Homily for the Thirtieth Sunday in Ordinary Time, Year C.
If you’ve had the chance to grow up with older siblings, you know, as I do, that you can learn a lot from them. Some things they teach you directly, like when they show you how to play a game or help you with your homework. Some things you learn from them indirectly, as you watch them succeed or make mistakes. Some days you want to be exactly like them, some days the exact opposite of them.
Until I was a freshman in high school, I wanted to be exactly like my older brother. Growing up, my older brother was smart, athletic, and driven. From the perspective of an admiring younger brother, he seemed to succeed in everything he did and to have it all together. I felt the need to keep up with him and be involved in the same things he was a part of. If he was going to be good in school, then I was going to be good in school; if he was going to be an Eagle Scout, then I was going to be an Eagle Scout; if he was going to play football, then I was going to play football.
As it turns out, this last thing—football—proved to be the one thing that I couldn’t match him in. I found this out my freshman year of high school when I decided to join the football team, as my brother had done before me, and discovered that I couldn’t stand it. I disliked it so much, in fact, that I did the one thing that you’re not supposed to do: I quit the team. And for the next several months after that, I felt like a total failure. Every time I passed my former teammates in the hall, I looked down in shame. I would sometime even take a different stairwell when I saw them coming, going out of my way to avoid what I felt were looks of disappointment and judgment.
The saving grace of this whole experience, however, was that it cured me once and for all of my mad attempt to be like my brother in every possible way. From that point on, I decided to be myself, even though I often disliked the person I was. Because as bad as it felt to be myself, it was better than trying to be like someone else and completely failing at it. And that was the hardest part for me personally: the fact that I had failed, because I wasn’t used to failing; I was used to succeeding. The hardest part was the humiliation of being a failure—a failure in my own eyes, the eyes of my brother, and the eyes of my peers.
In our gospel today, the tax collector comes before God in a similar state of humiliation. In the eyes of the Pharisee, who looks at him from a distance and with disdain, the tax collector is a failure. He is a cheat and a fraud, and he works for the much-hated Romans. The tax collector is also a failure in his own eyes; He knows that he is a sinner, and a public one at that. He will not even raise his eyes to heaven as he makes his prayer to God. And yet, he is the one who receives saving grace. He is the one who goes home justified. For “the prayer of the lowly pierces the clouds,” as our first reading said.
Like myself as a freshman, or like the tax collector in our gospel, sometimes it’s not until we are humbled that the Lord can lift us up. Sometimes it’s not until we fail publicly that we stop pretending that we’re perfect or trying to be someone that we’re not. Sometimes it’s not until our ship is going down that we’re finally willing to raise the white flag and surrender. In a world that puts so much pressure on us having everything together, and showing no weakness, sometimes the Lord has to do something dramatic to break through the walls of our pride and, like the walls of Jericho, to bring them tumbling down.

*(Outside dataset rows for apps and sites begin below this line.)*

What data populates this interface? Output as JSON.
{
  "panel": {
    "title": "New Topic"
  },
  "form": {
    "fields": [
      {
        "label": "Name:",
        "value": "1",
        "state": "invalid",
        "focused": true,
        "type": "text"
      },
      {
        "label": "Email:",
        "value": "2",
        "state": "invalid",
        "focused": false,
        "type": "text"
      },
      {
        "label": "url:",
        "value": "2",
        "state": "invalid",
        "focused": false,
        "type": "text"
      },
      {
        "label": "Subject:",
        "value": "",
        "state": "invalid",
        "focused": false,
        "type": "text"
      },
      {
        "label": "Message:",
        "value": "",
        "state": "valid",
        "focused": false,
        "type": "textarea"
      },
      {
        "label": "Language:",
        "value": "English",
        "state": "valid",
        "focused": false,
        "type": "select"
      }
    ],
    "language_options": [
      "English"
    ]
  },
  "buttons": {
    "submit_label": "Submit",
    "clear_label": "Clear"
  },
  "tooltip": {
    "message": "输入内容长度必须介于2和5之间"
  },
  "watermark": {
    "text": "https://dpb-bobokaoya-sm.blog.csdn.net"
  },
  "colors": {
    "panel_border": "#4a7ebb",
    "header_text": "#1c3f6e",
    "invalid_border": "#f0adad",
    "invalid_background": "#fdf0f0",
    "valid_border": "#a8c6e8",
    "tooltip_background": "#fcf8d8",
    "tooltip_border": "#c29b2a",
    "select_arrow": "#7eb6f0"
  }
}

Growing up, I used to claim as my own, and try to live by, that famous motto from the Apollo 13 mission, “Failure is not an option.” But the truth is, failure is an option, and sometimes it’s the best and only option that the Lord has to humble us. The alternative is to be like the Pharisee and try to pretend that we have no weaknesses, or at least to be unwilling to acknowledge those weaknesses before God and others. The challenge is to acknowledge the failure, to acknowledge the weakness—to humble ourselves before the Lord, and to allow the Lord to lift us up.
The question is: What is that for us? What is something that we’ve failed at recently? And has the Lord allowed us to fail at it because He is trying to teach us something? Perhaps this was the only way for the Lord to get through to us, to let us fail. I know that’s been true for me in my life, and I’m sure it’s been true in yours.
Something I’d encourage all of us to do this week is to spend some time praying with something we recently failed at. Maybe this will involve asking God for mercy and forgiveness, as it did with the tax collector. Maybe it will involve asking for wisdom and understanding, to see what God was trying to teach us from that experience, like it did my freshman year of high school. Whatever that failure is, let us bring it to the Lord. Let us not deny it or keep it hidden, but bring it to the Light, trusting that the Lord desires to forgive us, heal us, and lift us up. “[F]or whoever exalts himself will be humbled, and the one who humbles himself will be exalted.” Amen.